Friday, December 23, 2011

The King Ranch

Part 2 of 3

As most of you know I have not been east of the Arizona/New Mexico state line so everything is new and interesting to us.  Corpus Christi is a major is deep-water port, I thought it was just a beach.  Well the beaches are beautiful with white sand.  The Harbor Bridge on US 181 arches 235 feet above the water.  Also on the waterfront close to the aquarium is the permanent home of the USS Lexington Museum now a National Historic Landmark.  The Lexington was famous during World War II, it had many attacks but never sank, in fact Tokyo Rose called is “The Blue Ghost.

Here at the RV park there are many seashore birds, white and brown pelicans and once while at the end of the pier I saw a couple of dolphins and plenty of jack rabbits that Buddy has chased.  He can’t even get close, with those long legs and their keen sense of hearing they take off before Buddy takes a second leap.

white pelicans 

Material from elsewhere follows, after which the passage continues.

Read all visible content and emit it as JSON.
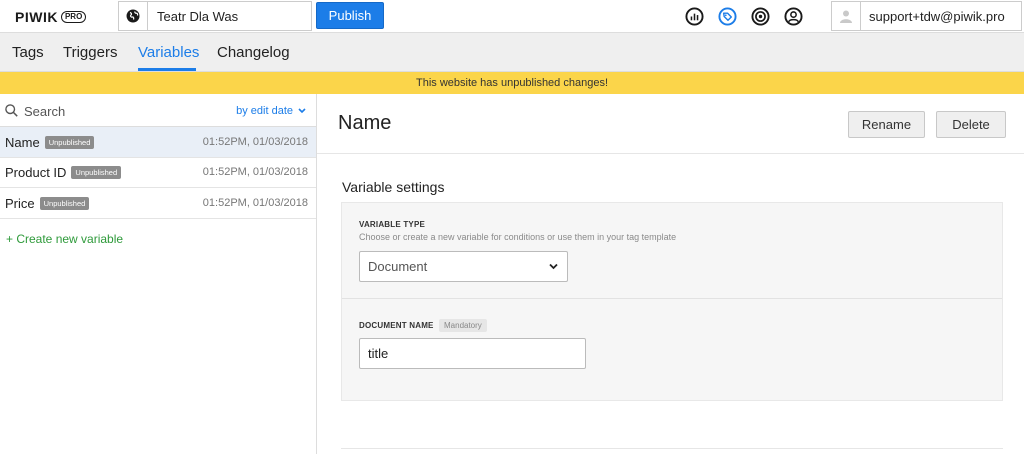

This guy was a little shy and kept running off

We are very close to The King Ranch so of course we had to visit.  The history of the King Ranch is very interesting.  Click here to go to their site. My son just showed me how to do this Click here   stuff so I hope it works for you.

The ranch was founded by Capt. Richard King in 1853 and has continued in operation by his descendants who have developed the Santa Gertrudis breed of cattle and produced the first registered American Quarter Horse.  Currently they have about 33,000 head of cattle, 220 horses.

All these pictures are taken through the bus window.  These are the beautiful dark mahogany-red Santa Gertrudis breed of cattle that was developed and is the newest breed of cattle in the U S

Roger, our tour guide, note the contraption he has that is holding the mike.  It's a coat hanger, and kind of looks like those harmonica holders.  It's holding the mike and he has a piece of duct tape around the mike to hold the button down.  It worked like a charm.

Bridge across Gertrudis Creek, back when Capt. King started the ranch it was deep and flowing but over the years the creek has dwindled down to a small stream.

 Sign at the entrance to the weaving shop

The weaving shop where all the horse blankets were made

The Running W was on all four corners of all horse blankets

This is Alberto V Trecintio AKA LoLo.  He is 81 and the 5th generation of his family to work on the ranch all their lives.  He is holding a picture of "Assult" the Triple Crown Winner in 1946 that was bred on the ranch.  LoLo was responsible for him and was the first person on his back.  A very charming man with many, many stories.

This W that is being pointed out is the original brand that was registered.  The have since straightened it out.

One of the homes that the foremen live in

The original barn, Mrs King liked the architect of The Alamo

The King family house is used for family members only.  This was the third house that Mrs King lived in, the first was made of adobe mud, the second was about half this size and burned.

The commissary for the ranch.

All the ranch hands and their families lived on the ranch and there are still decedents of the original people still working the ranch.  Mrs. King was a teacher so she had a school built, also a church, the commissary which stored everything that was needed.


  1. I've always wanted to tour the King Ranch.

    That shy bird is a Roseate Spoonbill. :)

  2. What fascinating travels you are having!

  3. Hello and Merry Christmas!!
    I really enjoy your photos and story of the Corpus Christi area. I lived in Portland for 12 years before moving back to Okla. I sure miss south TX as we have about 8 inches of snow and ice here. If you get a chance, head on down Hwy 77, to Sarita. There is a small museum in town in the old headquarters of the Kenedy(?) Ranch. Most of the big ranches branched off the King Ranch and this is one of them. Also, in the courthouse across the street, there are several neat photos of the ranch owners and employees.
    Don in Okla.